It’s unclear what the selection criteria were. “The appropriate people from each division have been invited,” said Adam Rothberg, director of corporate communications for Simon & Schuster Inc. “We’d like to invite everyone, but we can’t invite everyone, which is why we’re having an employee party.”

Some employees from Pocket Books, Scribner, the Free Press and Simon & Schuster Trade Paperbacks are not pleased. “I think it’s pretty much a slap in the face,” said one paperback editor. “And I don’t think it has to do with money. I think it’s about prestige. The party on the 20th is for the hoi polloi. I guess it’s A-list and B-list.”

According to Ms. Mendelson, the A-list breakdown was as follows: Twenty-five percent were corporate muckety-mucks from Simon & Schuster; 25 percent were heads of other publishing houses; 40 percent were Simon & Schuster authors, such as Bob Woodward, Carl Bernstein, Mary Higgins Clark, Henry Kissinger, Diane Von Furstenberg, Jane Bryant Quinn and Walter Isaacson. And the rest were journalists, booksellers and “friends.” Former Simon & Schuster chairman Richard Snyder was invited, but sent his regrets.

Maybe it’s just the Simon & Schuster way. According to an editor who used to work there, “It’s very typical of that company. It’s always been conscious of management’s privileges versus employee obligations. They like having secret things. The top people there get to do all kinds of traveling and this and that. It was always very bad for morale.”

“Why should this surprise me?” said one employee who was asked to suggest names for the Metropolitan Club guest list but not invited to the party. “It’s par for the course. Everything is couched so that you never assume anything. I kind of assumed I would be invited.”

Will she be attending the party on the 20th?

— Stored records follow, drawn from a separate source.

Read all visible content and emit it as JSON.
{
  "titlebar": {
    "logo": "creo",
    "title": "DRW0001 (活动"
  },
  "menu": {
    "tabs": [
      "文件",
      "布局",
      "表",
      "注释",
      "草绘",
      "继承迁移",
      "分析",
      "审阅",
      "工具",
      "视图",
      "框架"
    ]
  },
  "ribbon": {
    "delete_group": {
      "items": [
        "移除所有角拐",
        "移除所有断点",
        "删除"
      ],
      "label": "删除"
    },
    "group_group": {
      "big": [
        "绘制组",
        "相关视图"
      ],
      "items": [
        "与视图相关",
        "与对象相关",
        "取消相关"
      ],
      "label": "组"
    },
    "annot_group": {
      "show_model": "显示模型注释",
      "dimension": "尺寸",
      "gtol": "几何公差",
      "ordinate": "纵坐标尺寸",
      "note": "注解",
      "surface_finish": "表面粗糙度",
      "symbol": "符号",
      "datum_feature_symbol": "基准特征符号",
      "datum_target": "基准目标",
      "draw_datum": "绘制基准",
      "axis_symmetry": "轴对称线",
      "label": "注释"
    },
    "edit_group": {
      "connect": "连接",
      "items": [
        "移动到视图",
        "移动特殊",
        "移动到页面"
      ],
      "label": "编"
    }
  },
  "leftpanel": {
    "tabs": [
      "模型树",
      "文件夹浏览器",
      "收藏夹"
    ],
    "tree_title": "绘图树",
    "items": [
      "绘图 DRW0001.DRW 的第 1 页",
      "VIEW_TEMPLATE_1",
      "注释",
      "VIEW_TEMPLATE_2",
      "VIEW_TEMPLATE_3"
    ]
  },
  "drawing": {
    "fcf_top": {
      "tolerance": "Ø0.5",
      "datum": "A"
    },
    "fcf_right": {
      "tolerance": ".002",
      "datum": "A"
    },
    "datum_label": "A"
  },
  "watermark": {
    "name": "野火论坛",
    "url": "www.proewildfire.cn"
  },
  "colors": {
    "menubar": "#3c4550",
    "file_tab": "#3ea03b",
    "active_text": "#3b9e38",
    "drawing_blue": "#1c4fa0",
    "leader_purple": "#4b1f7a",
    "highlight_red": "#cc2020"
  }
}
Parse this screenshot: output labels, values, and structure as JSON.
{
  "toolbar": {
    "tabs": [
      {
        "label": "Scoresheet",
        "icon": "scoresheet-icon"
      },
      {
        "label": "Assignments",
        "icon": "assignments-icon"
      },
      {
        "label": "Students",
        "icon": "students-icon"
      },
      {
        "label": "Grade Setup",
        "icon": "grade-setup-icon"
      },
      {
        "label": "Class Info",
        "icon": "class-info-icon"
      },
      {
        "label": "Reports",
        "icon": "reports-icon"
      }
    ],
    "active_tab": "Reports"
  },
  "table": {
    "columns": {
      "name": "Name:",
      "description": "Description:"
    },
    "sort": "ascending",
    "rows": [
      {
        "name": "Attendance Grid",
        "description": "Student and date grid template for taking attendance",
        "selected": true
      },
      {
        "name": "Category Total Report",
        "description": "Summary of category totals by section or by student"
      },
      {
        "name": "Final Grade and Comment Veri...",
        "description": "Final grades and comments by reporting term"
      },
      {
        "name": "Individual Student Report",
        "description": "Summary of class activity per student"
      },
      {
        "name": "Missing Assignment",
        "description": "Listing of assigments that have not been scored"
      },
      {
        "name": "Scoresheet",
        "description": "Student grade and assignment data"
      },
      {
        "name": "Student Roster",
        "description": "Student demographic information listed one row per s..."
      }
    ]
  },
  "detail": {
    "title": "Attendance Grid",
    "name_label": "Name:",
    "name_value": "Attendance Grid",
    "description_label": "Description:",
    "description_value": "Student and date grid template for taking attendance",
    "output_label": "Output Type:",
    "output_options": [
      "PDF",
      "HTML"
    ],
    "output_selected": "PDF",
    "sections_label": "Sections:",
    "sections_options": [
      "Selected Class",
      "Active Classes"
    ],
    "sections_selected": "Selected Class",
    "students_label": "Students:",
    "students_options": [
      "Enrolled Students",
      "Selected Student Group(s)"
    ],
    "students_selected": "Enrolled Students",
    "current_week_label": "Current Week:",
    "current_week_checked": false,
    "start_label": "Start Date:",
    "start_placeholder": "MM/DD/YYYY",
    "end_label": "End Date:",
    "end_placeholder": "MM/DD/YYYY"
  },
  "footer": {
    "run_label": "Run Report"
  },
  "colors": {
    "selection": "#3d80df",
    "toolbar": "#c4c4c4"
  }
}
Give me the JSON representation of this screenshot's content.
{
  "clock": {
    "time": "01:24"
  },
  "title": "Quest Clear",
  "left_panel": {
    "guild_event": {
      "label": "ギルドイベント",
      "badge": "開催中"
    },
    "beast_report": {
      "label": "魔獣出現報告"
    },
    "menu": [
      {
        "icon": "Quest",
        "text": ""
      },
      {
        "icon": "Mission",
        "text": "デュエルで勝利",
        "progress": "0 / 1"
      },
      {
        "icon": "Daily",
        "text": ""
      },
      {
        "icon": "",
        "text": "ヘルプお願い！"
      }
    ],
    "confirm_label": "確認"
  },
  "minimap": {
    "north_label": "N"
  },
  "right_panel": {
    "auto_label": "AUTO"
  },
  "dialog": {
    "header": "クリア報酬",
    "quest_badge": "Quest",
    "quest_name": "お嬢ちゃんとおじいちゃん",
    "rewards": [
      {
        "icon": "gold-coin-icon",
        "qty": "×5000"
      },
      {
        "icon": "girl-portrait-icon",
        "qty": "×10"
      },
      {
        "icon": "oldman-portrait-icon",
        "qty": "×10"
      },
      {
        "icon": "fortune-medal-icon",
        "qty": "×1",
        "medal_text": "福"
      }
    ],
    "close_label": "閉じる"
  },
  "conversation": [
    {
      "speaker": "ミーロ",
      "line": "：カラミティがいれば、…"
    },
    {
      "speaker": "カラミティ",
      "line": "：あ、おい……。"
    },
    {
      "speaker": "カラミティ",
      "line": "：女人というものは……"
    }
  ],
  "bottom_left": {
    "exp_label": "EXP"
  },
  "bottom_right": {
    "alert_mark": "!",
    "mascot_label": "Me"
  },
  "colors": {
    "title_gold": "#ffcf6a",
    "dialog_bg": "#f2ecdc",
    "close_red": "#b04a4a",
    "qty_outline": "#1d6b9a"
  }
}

“I don’t know,” she said. “I might have to go to the gym.”

You can reach the Publishing column at emanus@observer.com. Gotham on the Block; Kiss ‘n’ Tell Byron